'''
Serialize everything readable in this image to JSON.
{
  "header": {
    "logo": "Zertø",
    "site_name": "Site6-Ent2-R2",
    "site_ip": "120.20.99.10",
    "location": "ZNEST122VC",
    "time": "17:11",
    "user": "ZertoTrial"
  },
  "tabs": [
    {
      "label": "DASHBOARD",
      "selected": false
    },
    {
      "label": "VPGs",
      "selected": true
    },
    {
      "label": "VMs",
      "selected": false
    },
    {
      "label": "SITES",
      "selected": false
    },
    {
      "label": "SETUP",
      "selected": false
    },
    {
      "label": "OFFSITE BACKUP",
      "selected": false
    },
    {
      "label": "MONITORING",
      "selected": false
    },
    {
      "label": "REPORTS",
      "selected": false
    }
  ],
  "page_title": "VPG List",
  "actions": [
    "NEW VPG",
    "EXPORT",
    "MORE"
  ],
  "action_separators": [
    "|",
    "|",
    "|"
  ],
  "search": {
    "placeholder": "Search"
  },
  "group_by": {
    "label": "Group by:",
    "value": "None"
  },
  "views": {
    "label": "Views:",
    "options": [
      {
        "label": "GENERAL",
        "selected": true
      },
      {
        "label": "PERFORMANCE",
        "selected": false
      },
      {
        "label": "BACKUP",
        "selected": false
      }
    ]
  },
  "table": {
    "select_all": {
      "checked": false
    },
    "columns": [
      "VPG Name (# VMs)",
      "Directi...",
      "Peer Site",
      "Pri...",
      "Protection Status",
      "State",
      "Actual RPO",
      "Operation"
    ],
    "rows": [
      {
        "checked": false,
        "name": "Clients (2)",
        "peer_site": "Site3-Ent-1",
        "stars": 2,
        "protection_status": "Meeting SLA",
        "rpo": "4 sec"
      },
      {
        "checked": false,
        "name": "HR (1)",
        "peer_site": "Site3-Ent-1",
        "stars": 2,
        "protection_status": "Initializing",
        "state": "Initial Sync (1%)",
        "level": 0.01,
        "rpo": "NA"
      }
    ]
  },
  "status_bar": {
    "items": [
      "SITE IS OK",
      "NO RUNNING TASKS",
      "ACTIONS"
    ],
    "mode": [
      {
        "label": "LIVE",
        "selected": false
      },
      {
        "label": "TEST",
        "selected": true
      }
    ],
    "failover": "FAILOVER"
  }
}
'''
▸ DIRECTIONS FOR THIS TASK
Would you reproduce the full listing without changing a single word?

▸ SOLUTION TO THIS TASK
Serialize everything readable in this image to JSON.
{
  "header": {
    "logo": "Zertø",
    "site_name": "Site6-Ent2-R2",
    "site_ip": "120.20.99.10",
    "location": "ZNEST122VC",
    "time": "17:11",
    "user": "ZertoTrial"
  },
  "tabs": [
    {
      "label": "DASHBOARD",
      "selected": false
    },
    {
      "label": "VPGs",
      "selected": true
    },
    {
      "label": "VMs",
      "selected": false
    },
    {
      "label": "SITES",
      "selected": false
    },
    {
      "label": "SETUP",
      "selected": false
    },
    {
      "label": "OFFSITE BACKUP",
      "selected": false
    },
    {
      "label": "MONITORING",
      "selected": false
    },
    {
      "label": "REPORTS",
      "selected": false
    }
  ],
  "page_title": "VPG List",
  "actions": [
    "NEW VPG",
    "EXPORT",
    "MORE"
  ],
  "action_separators": [
    "|",
    "|",
    "|"
  ],
  "search": {
    "placeholder": "Search"
  },
  "group_by": {
    "label": "Group by:",
    "value": "None"
  },
  "views": {
    "label": "Views:",
    "options": [
      {
        "label": "GENERAL",
        "selected": true
      },
      {
        "label": "PERFORMANCE",
        "selected": false
      },
      {
        "label": "BACKUP",
        "selected": false
      }
    ]
  },
  "table": {
    "select_all": {
      "checked": false
    },
    "columns": [
      "VPG Name (# VMs)",
      "Directi...",
      "Peer Site",
      "Pri...",
      "Protection Status",
      "State",
      "Actual RPO",
      "Operation"
    ],
    "rows": [
      {
        "checked": false,
        "name": "Clients (2)",
        "peer_site": "Site3-Ent-1",
        "stars": 2,
        "protection_status": "Meeting SLA",
        "rpo": "4 sec"
      },
      {
        "checked": false,
        "name": "HR (1)",
        "peer_site": "Site3-Ent-1",
        "stars": 2,
        "protection_status": "Initializing",
        "state": "Initial Sync (1%)",
        "level": 0.01,
        "rpo": "NA"
      }
    ]
  },
  "status_bar": {
    "items": [
      "SITE IS OK",
      "NO RUNNING TASKS",
      "ACTIONS"
    ],
    "mode": [
      {
        "label": "LIVE",
        "selected": false
      },
      {
        "label": "TEST",
        "selected": true
      }
    ],
    "failover": "FAILOVER"
  }
}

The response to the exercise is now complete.